- When you’re finally ready to Start Looking, call a mortgage lender — any one will do — and get a prequalification or preapproval letter. Expect to fill out a few online questions about your income, debts, etc., and to answer some followup questions. It’s important to know that a seller probably won’t consider your offer unless you’re preapproved — being prequalified isn’t enough. A lender will give you a preapproval letter for a certain dollar amount after actually examining your credit history, income, etc. (Here’s a good comparison of the two.) Each pre-approval letter is good for about 120 days.
Making the Purchase
- You’ve been to a zillion open houses, know your D to I ratio, have Opinions on hardwood floors — now’s the time to strike! Expect for things to move fairly quickly once you get your offer accepted, and be ready to write your “earnest money” check, generally 1-10% of the purchase price (to be held in escrow). This may be the biggest check you’ve ever written, and it’s generally non-refundable — my husband and I celebrated with tequila shots back in ’09 after we wrote the check for our current apartment.
- Keep protecting your credit score, as well as your job — your employer will often be called right before closing and asked if there is expected to be any change to your income or employment in the near future.
- Know your closing costs, as well as your moving costs. Some closing costs are paid by the borrower; some by the seller — in general the numbers aren’t pretty, so don’t let them take you by surprise. Some closing costs (or rather who pays them) are negotiable with your lender or seller, so do your research.

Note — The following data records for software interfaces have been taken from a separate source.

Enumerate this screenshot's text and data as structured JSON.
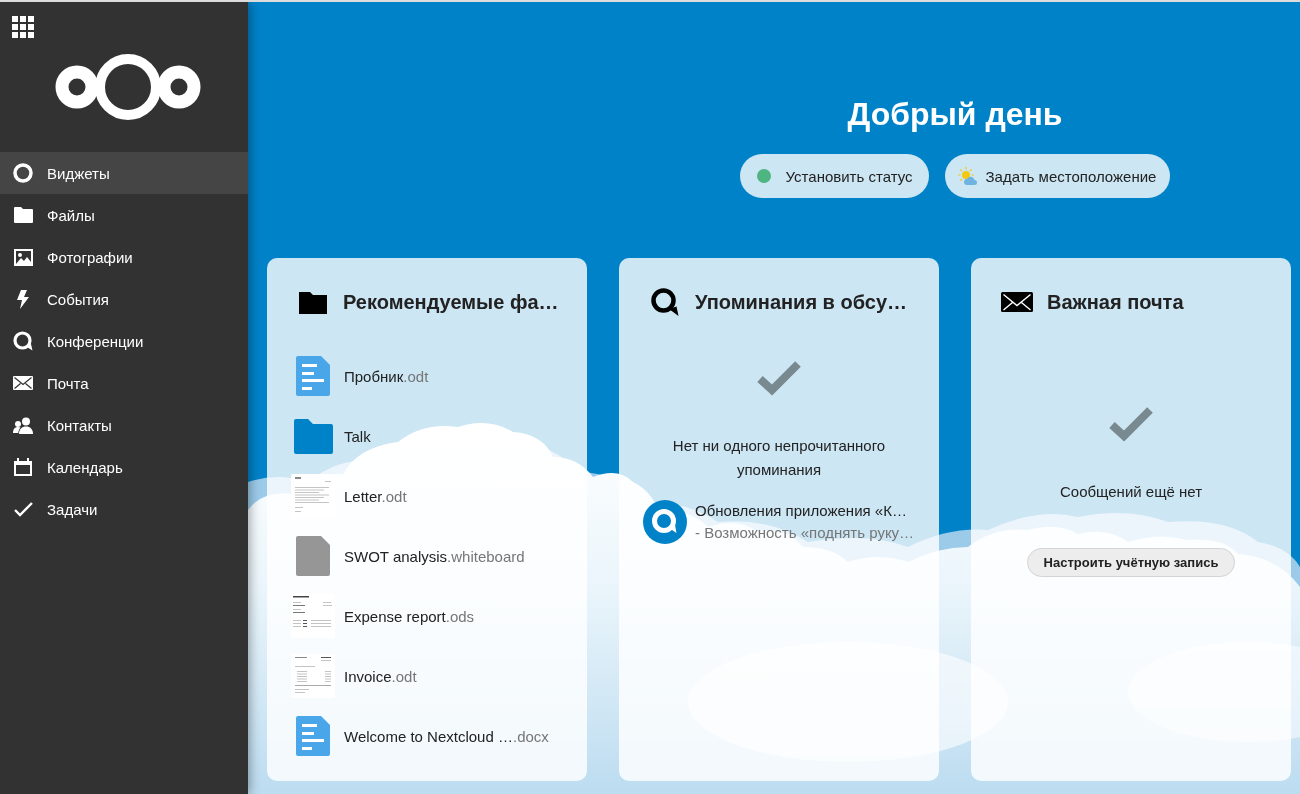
{
  "sidebar": {
    "items": [
      {
        "kind": "widgets",
        "label": "Виджеты",
        "selected": true
      },
      {
        "kind": "files",
        "label": "Файлы",
        "selected": false
      },
      {
        "kind": "photos",
        "label": "Фотографии",
        "selected": false
      },
      {
        "kind": "activity",
        "label": "События",
        "selected": false
      },
      {
        "kind": "talk",
        "label": "Конференции",
        "selected": false
      },
      {
        "kind": "mail",
        "label": "Почта",
        "selected": false
      },
      {
        "kind": "contacts",
        "label": "Контакты",
        "selected": false
      },
      {
        "kind": "calendar",
        "label": "Календарь",
        "selected": false
      },
      {
        "kind": "tasks",
        "label": "Задачи",
        "selected": false
      }
    ]
  },
  "header": {
    "greeting": "Добрый день",
    "actions": [
      {
        "kind": "status",
        "label": "Установить статус",
        "color": "#4db482"
      },
      {
        "kind": "weather",
        "label": "Задать местоположение"
      }
    ]
  },
  "widgets": [
    {
      "kind": "files",
      "title": "Рекомендуемые фа…",
      "items": [
        {
          "kind": "document",
          "name": "Пробник",
          "extension": ".odt"
        },
        {
          "kind": "folder",
          "name": "Talk"
        },
        {
          "kind": "preview",
          "name": "Letter",
          "extension": ".odt"
        },
        {
          "kind": "file",
          "name": "SWOT analysis",
          "extension": ".whiteboard"
        },
        {
          "kind": "preview",
          "name": "Expense report",
          "extension": ".ods"
        },
        {
          "kind": "preview",
          "name": "Invoice",
          "extension": ".odt"
        },
        {
          "kind": "document",
          "name": "Welcome to Nextcloud …",
          "extension": ".docx"
        }
      ]
    },
    {
      "kind": "talk",
      "title": "Упоминания в обсу…",
      "empty_message": "Нет ни одного непрочитанного упоминания",
      "items": [
        {
          "title": "Обновления приложения «К…",
          "subtitle": "- Возможность «поднять руку…"
        }
      ]
    },
    {
      "kind": "mail",
      "title": "Важная почта",
      "empty_message": "Сообщений ещё нет",
      "button": "Настроить учётную запись"
    }
  ]
}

Don’t forget that you’ll need cash for the move itself, which is another big purchase. (Here’s the post with my best moving tips.)
- For the home: assess what work, if any, you should do before you move in. Here’s my $.02: LOOK VERY CLOSELY AT ANY HARDWOOD FLOORS. Before you move in while the place is empty, it is very easy (and relatively inexpensive) to get a true hardwood floor refinished, where they buff off the top layer of wood and possibly restain it. It is also easy (while more expensive) to completely rip up the old floor and put down new ones. After you move in? All of your furniture has to be moved, often for days at a time. Other things to consider before you move in: getting the walls repainted, regrouting the tile, and possibly having an electrician in to add wall sockets or ceiling fixtures like fans or lights.
- Rebuild your emergency fund. This should be your primary goal for the first few months. I have never felt poorer in my life than after we bought our apartment, because suddenly the big cushion of cash we had been sitting on was gone. Prioritize the emergency fund above any renovation projects or new furniture purchases.
- Bide your time for other big home-related purchases. Stalk the furniture pieces you like (online apps like PoachIt work for furniture pieces as well), and get to learn the sale cycles at your favorite stores. Note that you can sometimes get discount codes for home services like landscaping, fences, and more if you attend a local home renovation show. (Here’s our last post on grown up furniture, as well as our post on setting up house, if that’s helpful.)
- Keep an eye on your goals and expectations as you go forward. For example: do you plan to be in your home for 5 years, or 30? Do you hope to make a profit when you sell (as is common in NYC) or do you just hope to break even? This may guide your choices for renovation details, what you renovate, how you treat the property generally, and more.
Readers, this is obviously broad strokes — what else would you add for financial advice for buying a home? How should you prepare and otherwise navigate the waters?
(Pictured at top: Rebecca Minkoff ‘Sophie’ Snap Wallet, available at Nordstrom for $95. 2020 social media images update (beige house) via Stencil.